Although Bakhmut may be operationally and strategically insignificant, Ukraine’s vows to continue defending the city will degrade elite Wagner troops, the Institute for Study of War writes in its daily update.
Some western reports have suggested that Ukraine is expending its elite manpower on Wagner’s “cannon fodder” troops. However, the Russian tactics for the area have changed, and the Russian forces in the area are now drawn from elite elements of the Wagner PMC and Russian airborne troops, as well as lower-quality troops, Ukrainian intelligence and ISW have observed.
“Wagner has now also committed its very best soldiers to the fight, and it is they who are being attrited along with the conscripts,” with the latter being used to a smaller extent in the latest months due to the massive losses suffered by the conscripts, ISW writes.
“The Battle of Bakhmut may, in fact, severely degrade the Wagner Group’s best forces, depriving Russia of some of its most effective and most difficult-to-replace shock troops. … The opportunity to damage the Wagner Group’s elite elements, along with other elite units if they are committed, in a defensive urban warfare setting where the attrition gradient strongly favors Ukraine is an attractive one,” ISW writes.
These suggestions are corroborated by statements of Wagner Group financier Yevgeny Prigozhin, who made statements expressing fears that his fighters are being used precisely this way and indicating that he sees his elite forces to be in grave danger, if ammunition and reinforcements are not given to them.

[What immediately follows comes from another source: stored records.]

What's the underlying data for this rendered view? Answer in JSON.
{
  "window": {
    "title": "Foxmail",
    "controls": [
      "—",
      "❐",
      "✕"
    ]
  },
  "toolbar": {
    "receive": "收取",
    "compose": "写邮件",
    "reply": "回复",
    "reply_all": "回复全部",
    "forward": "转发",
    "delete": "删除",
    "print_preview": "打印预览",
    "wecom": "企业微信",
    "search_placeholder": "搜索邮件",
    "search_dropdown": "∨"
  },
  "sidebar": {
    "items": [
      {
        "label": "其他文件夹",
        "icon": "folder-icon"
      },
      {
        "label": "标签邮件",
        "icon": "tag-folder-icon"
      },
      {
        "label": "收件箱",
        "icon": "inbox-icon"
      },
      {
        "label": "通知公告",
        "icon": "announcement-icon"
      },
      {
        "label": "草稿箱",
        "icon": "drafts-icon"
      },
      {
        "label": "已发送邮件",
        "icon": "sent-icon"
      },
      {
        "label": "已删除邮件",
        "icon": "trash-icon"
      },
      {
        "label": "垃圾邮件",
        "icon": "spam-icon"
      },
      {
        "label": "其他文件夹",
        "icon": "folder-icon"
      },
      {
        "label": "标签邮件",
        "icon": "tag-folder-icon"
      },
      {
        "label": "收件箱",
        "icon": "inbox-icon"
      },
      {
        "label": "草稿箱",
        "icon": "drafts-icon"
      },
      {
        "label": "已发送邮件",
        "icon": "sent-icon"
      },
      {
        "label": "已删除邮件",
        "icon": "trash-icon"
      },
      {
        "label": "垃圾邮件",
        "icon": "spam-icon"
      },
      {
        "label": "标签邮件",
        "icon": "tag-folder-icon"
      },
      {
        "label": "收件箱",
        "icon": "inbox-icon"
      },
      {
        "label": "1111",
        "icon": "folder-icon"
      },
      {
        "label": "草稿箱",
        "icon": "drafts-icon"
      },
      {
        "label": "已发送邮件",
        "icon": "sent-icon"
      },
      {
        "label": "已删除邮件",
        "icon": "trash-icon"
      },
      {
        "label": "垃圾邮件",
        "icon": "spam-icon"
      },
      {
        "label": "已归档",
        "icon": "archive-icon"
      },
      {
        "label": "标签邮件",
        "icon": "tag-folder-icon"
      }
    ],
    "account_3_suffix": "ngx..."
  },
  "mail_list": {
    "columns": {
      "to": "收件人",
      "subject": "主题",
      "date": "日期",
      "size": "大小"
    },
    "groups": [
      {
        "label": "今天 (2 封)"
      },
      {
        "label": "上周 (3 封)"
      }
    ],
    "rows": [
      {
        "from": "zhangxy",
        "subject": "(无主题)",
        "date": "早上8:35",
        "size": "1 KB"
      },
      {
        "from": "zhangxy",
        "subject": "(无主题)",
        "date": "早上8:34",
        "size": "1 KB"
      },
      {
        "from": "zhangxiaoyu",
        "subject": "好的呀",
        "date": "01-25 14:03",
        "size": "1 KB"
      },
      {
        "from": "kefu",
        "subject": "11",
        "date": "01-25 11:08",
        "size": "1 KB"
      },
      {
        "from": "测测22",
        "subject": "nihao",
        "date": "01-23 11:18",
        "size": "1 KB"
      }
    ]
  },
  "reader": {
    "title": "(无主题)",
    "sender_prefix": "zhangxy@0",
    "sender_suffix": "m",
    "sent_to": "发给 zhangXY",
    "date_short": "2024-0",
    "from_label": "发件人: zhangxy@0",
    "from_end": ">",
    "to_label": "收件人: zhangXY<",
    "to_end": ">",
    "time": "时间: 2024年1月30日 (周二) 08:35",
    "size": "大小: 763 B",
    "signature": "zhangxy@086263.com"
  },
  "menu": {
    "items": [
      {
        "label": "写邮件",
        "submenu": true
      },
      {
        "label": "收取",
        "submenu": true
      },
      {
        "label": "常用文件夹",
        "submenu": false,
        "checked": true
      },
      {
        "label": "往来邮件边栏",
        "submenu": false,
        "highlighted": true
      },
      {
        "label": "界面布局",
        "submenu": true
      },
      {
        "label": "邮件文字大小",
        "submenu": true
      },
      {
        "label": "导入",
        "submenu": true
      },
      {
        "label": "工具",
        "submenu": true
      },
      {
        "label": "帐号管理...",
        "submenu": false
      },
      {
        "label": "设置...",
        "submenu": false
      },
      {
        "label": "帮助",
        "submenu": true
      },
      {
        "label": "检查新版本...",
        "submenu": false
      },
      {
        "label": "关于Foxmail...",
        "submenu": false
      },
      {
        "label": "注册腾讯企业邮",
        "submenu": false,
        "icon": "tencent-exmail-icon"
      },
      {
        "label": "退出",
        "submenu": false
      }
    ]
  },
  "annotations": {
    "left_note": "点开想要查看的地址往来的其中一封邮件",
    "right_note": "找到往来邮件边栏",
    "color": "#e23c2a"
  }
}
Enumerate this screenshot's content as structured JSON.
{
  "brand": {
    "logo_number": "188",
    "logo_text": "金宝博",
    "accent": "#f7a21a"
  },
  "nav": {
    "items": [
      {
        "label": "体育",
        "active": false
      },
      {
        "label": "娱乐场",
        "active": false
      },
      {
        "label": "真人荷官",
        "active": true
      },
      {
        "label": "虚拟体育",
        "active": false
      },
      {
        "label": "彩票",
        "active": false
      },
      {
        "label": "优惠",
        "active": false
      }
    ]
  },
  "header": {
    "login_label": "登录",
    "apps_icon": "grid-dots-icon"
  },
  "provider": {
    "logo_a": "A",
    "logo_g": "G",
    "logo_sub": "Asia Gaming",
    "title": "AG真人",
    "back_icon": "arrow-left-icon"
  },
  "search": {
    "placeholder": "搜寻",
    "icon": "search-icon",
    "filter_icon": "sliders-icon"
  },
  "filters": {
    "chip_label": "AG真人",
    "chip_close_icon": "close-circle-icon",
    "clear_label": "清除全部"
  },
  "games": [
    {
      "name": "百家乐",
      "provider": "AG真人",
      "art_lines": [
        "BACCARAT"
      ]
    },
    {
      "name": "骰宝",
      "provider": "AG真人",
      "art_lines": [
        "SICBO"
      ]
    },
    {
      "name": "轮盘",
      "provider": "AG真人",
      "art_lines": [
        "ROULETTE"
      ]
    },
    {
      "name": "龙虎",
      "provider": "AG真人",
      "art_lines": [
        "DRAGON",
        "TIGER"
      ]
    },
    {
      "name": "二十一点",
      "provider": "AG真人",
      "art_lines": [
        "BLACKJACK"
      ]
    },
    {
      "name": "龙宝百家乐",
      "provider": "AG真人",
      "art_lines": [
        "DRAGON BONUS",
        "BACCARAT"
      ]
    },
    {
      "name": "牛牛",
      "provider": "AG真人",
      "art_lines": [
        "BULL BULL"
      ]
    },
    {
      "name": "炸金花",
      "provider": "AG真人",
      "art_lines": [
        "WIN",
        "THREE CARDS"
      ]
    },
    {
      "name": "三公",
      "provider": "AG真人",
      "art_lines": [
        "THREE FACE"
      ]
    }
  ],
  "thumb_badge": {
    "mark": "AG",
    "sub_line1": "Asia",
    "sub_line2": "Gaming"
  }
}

As well, the Kremlin’s return to voluntary recruitment drives and crypto-mobilization campaigns indicates that it is running out of combat-ready reserves to continue its offensive operations past the Battle of Bakhmut and its failed offensives around Vuhledar and in Luhansk Oblast, and that the Kremlin will not launch another mobilization wave before the summer of 2023.